> Records shown
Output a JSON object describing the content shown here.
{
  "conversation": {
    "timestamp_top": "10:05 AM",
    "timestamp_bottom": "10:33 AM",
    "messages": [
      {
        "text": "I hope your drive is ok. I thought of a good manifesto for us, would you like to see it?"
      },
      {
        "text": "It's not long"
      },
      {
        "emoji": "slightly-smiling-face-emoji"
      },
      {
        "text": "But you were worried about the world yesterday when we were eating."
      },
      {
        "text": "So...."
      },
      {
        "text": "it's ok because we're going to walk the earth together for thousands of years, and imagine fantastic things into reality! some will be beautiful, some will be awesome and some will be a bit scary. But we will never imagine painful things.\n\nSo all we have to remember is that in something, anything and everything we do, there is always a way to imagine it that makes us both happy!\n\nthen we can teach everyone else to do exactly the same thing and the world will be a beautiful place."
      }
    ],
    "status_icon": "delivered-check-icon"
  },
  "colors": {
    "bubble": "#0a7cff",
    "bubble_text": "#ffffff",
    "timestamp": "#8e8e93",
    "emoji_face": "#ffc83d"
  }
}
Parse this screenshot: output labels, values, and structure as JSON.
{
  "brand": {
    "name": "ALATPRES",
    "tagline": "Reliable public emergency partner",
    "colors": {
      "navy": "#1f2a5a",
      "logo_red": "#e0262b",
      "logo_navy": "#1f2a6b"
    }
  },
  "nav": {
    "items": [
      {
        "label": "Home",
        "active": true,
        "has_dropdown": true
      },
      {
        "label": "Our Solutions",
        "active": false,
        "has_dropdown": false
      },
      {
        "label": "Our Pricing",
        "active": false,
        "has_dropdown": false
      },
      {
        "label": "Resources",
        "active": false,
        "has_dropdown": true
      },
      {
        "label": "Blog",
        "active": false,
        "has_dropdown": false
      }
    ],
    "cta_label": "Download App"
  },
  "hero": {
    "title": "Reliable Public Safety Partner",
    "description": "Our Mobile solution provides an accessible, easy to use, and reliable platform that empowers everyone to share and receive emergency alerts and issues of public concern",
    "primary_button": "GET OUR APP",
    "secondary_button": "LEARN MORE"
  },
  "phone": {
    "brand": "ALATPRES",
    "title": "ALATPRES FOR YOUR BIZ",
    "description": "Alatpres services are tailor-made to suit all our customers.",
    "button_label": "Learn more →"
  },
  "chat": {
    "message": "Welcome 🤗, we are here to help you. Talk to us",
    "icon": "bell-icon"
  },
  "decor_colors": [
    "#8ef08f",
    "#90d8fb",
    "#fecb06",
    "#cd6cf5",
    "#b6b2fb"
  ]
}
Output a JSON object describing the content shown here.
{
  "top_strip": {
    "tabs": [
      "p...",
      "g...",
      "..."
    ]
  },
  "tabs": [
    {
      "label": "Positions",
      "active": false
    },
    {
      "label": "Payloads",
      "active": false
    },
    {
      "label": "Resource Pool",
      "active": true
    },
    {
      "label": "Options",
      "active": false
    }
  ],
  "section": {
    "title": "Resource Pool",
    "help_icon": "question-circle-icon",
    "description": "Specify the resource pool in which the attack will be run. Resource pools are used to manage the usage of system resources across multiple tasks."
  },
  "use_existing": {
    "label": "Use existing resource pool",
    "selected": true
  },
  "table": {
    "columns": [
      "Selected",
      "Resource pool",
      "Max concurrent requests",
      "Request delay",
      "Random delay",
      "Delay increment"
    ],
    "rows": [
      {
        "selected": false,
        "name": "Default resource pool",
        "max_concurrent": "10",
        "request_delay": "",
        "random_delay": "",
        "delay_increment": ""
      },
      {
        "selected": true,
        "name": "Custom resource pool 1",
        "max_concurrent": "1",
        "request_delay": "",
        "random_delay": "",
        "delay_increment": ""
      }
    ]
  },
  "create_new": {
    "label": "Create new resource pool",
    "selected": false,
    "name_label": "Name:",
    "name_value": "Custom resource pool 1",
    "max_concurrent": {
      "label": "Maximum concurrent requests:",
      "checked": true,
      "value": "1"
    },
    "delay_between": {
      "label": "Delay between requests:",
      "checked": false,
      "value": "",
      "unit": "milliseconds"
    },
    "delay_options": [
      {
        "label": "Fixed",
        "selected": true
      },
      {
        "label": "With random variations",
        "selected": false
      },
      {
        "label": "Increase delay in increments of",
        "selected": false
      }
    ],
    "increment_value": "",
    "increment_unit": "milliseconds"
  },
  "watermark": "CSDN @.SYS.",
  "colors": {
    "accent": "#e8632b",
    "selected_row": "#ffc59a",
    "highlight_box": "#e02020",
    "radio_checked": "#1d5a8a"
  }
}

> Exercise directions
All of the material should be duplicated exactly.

> Task response
Output a JSON object describing the content shown here.
{
  "conversation": {
    "timestamp_top": "10:05 AM",
    "timestamp_bottom": "10:33 AM",
    "messages": [
      {
        "text": "I hope your drive is ok. I thought of a good manifesto for us, would you like to see it?"
      },
      {
        "text": "It's not long"
      },
      {
        "emoji": "slightly-smiling-face-emoji"
      },
      {
        "text": "But you were worried about the world yesterday when we were eating."
      },
      {
        "text": "So...."
      },
      {
        "text": "it's ok because we're going to walk the earth together for thousands of years, and imagine fantastic things into reality! some will be beautiful, some will be awesome and some will be a bit scary. But we will never imagine painful things.\n\nSo all we have to remember is that in something, anything and everything we do, there is always a way to imagine it that makes us both happy!\n\nthen we can teach everyone else to do exactly the same thing and the world will be a beautiful place."
      }
    ],
    "status_icon": "delivered-check-icon"
  },
  "colors": {
    "bubble": "#0a7cff",
    "bubble_text": "#ffffff",
    "timestamp": "#8e8e93",
    "emoji_face": "#ffc83d"
  }
}
Parse this screenshot: output labels, values, and structure as JSON.
{
  "brand": {
    "name": "ALATPRES",
    "tagline": "Reliable public emergency partner",
    "colors": {
      "navy": "#1f2a5a",
      "logo_red": "#e0262b",
      "logo_navy": "#1f2a6b"
    }
  },
  "nav": {
    "items": [
      {
        "label": "Home",
        "active": true,
        "has_dropdown": true
      },
      {
        "label": "Our Solutions",
        "active": false,
        "has_dropdown": false
      },
      {
        "label": "Our Pricing",
        "active": false,
        "has_dropdown": false
      },
      {
        "label": "Resources",
        "active": false,
        "has_dropdown": true
      },
      {
        "label": "Blog",
        "active": false,
        "has_dropdown": false
      }
    ],
    "cta_label": "Download App"
  },
  "hero": {
    "title": "Reliable Public Safety Partner",
    "description": "Our Mobile solution provides an accessible, easy to use, and reliable platform that empowers everyone to share and receive emergency alerts and issues of public concern",
    "primary_button": "GET OUR APP",
    "secondary_button": "LEARN MORE"
  },
  "phone": {
    "brand": "ALATPRES",
    "title": "ALATPRES FOR YOUR BIZ",
    "description": "Alatpres services are tailor-made to suit all our customers.",
    "button_label": "Learn more →"
  },
  "chat": {
    "message": "Welcome 🤗, we are here to help you. Talk to us",
    "icon": "bell-icon"
  },
  "decor_colors": [
    "#8ef08f",
    "#90d8fb",
    "#fecb06",
    "#cd6cf5",
    "#b6b2fb"
  ]
}
Output a JSON object describing the content shown here.
{
  "top_strip": {
    "tabs": [
      "p...",
      "g...",
      "..."
    ]
  },
  "tabs": [
    {
      "label": "Positions",
      "active": false
    },
    {
      "label": "Payloads",
      "active": false
    },
    {
      "label": "Resource Pool",
      "active": true
    },
    {
      "label": "Options",
      "active": false
    }
  ],
  "section": {
    "title": "Resource Pool",
    "help_icon": "question-circle-icon",
    "description": "Specify the resource pool in which the attack will be run. Resource pools are used to manage the usage of system resources across multiple tasks."
  },
  "use_existing": {
    "label": "Use existing resource pool",
    "selected": true
  },
  "table": {
    "columns": [
      "Selected",
      "Resource pool",
      "Max concurrent requests",
      "Request delay",
      "Random delay",
      "Delay increment"
    ],
    "rows": [
      {
        "selected": false,
        "name": "Default resource pool",
        "max_concurrent": "10",
        "request_delay": "",
        "random_delay": "",
        "delay_increment": ""
      },
      {
        "selected": true,
        "name": "Custom resource pool 1",
        "max_concurrent": "1",
        "request_delay": "",
        "random_delay": "",
        "delay_increment": ""
      }
    ]
  },
  "create_new": {
    "label": "Create new resource pool",
    "selected": false,
    "name_label": "Name:",
    "name_value": "Custom resource pool 1",
    "max_concurrent": {
      "label": "Maximum concurrent requests:",
      "checked": true,
      "value": "1"
    },
    "delay_between": {
      "label": "Delay between requests:",
      "checked": false,
      "value": "",
      "unit": "milliseconds"
    },
    "delay_options": [
      {
        "label": "Fixed",
        "selected": true
      },
      {
        "label": "With random variations",
        "selected": false
      },
      {
        "label": "Increase delay in increments of",
        "selected": false
      }
    ],
    "increment_value": "",
    "increment_unit": "milliseconds"
  },
  "watermark": "CSDN @.SYS.",
  "colors": {
    "accent": "#e8632b",
    "selected_row": "#ffc59a",
    "highlight_box": "#e02020",
    "radio_checked": "#1d5a8a"
  }
}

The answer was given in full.